Exercise objective
Lines below containing the word "photo" should be copied out.

Records from a data source
-- Opening Marker --

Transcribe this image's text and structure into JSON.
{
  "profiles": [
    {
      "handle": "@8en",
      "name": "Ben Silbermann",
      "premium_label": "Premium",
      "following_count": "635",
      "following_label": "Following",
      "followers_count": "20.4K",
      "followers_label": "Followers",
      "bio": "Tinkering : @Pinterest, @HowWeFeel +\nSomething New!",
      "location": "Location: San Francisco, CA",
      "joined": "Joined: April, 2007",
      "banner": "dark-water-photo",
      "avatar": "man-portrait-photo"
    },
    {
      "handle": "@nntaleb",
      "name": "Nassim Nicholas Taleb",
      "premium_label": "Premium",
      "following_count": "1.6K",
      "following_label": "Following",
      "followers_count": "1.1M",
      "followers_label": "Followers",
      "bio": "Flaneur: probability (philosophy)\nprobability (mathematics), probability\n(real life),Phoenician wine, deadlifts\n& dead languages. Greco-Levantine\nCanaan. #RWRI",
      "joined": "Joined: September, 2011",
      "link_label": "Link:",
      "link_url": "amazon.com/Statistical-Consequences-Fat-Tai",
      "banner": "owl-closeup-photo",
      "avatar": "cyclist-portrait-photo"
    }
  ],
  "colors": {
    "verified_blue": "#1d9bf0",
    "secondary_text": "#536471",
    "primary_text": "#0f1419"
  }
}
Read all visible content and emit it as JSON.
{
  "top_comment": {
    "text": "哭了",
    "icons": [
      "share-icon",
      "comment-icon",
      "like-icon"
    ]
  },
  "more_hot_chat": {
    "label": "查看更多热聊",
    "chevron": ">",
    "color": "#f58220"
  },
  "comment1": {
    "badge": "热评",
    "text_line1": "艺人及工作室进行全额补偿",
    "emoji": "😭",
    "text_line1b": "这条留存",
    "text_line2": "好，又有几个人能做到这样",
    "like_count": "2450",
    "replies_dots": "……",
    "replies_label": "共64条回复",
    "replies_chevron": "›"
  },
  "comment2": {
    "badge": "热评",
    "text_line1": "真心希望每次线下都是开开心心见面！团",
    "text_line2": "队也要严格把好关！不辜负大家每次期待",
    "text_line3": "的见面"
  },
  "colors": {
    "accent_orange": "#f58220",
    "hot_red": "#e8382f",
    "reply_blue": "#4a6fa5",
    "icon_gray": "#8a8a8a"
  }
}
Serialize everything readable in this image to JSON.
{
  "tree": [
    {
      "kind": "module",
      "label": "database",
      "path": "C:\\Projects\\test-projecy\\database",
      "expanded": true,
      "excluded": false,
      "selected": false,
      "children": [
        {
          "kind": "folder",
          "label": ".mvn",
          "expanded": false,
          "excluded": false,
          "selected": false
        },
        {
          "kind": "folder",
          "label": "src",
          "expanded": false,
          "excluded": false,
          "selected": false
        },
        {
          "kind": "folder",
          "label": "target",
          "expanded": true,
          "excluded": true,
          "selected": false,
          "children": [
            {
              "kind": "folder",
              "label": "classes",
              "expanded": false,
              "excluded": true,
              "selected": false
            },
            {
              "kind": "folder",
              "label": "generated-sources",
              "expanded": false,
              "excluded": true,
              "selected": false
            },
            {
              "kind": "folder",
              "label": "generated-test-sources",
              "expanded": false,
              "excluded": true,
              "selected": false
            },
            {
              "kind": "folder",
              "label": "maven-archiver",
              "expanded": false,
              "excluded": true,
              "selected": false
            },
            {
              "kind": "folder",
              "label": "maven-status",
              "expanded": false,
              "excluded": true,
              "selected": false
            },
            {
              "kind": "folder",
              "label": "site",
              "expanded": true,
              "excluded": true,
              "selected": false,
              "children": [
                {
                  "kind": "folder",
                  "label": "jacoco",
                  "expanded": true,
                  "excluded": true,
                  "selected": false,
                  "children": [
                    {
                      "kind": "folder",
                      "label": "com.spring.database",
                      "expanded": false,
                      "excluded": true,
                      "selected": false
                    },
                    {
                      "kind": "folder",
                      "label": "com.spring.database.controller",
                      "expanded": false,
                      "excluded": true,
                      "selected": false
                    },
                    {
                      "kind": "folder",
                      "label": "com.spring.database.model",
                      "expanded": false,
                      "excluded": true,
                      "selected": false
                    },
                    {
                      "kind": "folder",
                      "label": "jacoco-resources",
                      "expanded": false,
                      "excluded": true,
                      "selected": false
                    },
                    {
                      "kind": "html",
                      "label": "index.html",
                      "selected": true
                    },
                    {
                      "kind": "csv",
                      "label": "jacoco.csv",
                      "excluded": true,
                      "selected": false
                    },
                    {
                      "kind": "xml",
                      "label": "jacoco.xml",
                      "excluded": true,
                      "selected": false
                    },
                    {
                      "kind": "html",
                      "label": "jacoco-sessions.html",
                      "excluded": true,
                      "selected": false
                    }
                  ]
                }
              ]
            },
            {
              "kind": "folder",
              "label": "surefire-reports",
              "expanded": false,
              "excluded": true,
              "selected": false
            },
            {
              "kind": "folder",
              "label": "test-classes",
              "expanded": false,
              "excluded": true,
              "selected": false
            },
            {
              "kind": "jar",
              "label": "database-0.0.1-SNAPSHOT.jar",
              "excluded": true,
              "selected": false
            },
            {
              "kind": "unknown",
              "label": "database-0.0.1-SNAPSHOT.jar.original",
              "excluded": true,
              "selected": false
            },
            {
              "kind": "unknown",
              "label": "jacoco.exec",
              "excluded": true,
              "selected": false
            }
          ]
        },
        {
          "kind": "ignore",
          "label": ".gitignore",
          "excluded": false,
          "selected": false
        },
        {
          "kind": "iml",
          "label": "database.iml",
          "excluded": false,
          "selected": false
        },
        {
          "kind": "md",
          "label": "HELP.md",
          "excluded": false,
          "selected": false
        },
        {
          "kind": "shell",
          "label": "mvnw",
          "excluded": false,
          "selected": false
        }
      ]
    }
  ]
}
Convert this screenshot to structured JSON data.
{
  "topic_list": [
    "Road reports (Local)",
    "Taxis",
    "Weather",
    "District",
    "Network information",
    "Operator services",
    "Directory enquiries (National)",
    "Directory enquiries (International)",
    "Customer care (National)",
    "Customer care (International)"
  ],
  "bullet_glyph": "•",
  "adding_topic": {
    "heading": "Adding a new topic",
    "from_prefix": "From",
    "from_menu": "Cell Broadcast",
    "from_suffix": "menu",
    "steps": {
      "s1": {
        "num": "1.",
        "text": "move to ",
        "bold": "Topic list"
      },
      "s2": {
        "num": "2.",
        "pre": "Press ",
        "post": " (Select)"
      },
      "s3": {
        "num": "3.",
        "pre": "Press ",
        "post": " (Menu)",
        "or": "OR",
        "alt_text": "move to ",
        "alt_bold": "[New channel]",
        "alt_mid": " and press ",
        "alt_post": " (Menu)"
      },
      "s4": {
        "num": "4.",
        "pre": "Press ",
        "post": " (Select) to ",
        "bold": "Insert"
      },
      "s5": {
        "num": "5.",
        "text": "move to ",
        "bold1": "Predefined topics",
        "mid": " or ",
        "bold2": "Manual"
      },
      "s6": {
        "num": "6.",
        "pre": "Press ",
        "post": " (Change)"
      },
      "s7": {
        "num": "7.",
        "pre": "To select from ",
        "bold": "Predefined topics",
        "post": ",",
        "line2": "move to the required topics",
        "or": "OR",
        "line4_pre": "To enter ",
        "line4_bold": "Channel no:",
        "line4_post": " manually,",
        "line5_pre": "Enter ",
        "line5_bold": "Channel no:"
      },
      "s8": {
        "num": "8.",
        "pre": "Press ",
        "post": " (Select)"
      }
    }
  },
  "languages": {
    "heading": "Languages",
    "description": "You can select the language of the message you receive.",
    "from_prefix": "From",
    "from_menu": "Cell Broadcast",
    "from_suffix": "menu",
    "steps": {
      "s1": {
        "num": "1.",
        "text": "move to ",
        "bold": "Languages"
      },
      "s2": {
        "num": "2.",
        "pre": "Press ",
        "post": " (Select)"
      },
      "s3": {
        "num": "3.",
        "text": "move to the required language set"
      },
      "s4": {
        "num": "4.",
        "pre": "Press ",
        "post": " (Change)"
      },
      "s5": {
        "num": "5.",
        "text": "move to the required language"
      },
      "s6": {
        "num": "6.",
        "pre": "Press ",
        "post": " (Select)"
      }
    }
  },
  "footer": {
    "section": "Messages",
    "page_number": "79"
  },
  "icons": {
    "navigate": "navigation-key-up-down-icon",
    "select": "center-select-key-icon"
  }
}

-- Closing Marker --

Answer area
      "banner": "dark-water-photo",
      "avatar": "man-portrait-photo"
      "banner": "owl-closeup-photo",
      "avatar": "cyclist-portrait-photo"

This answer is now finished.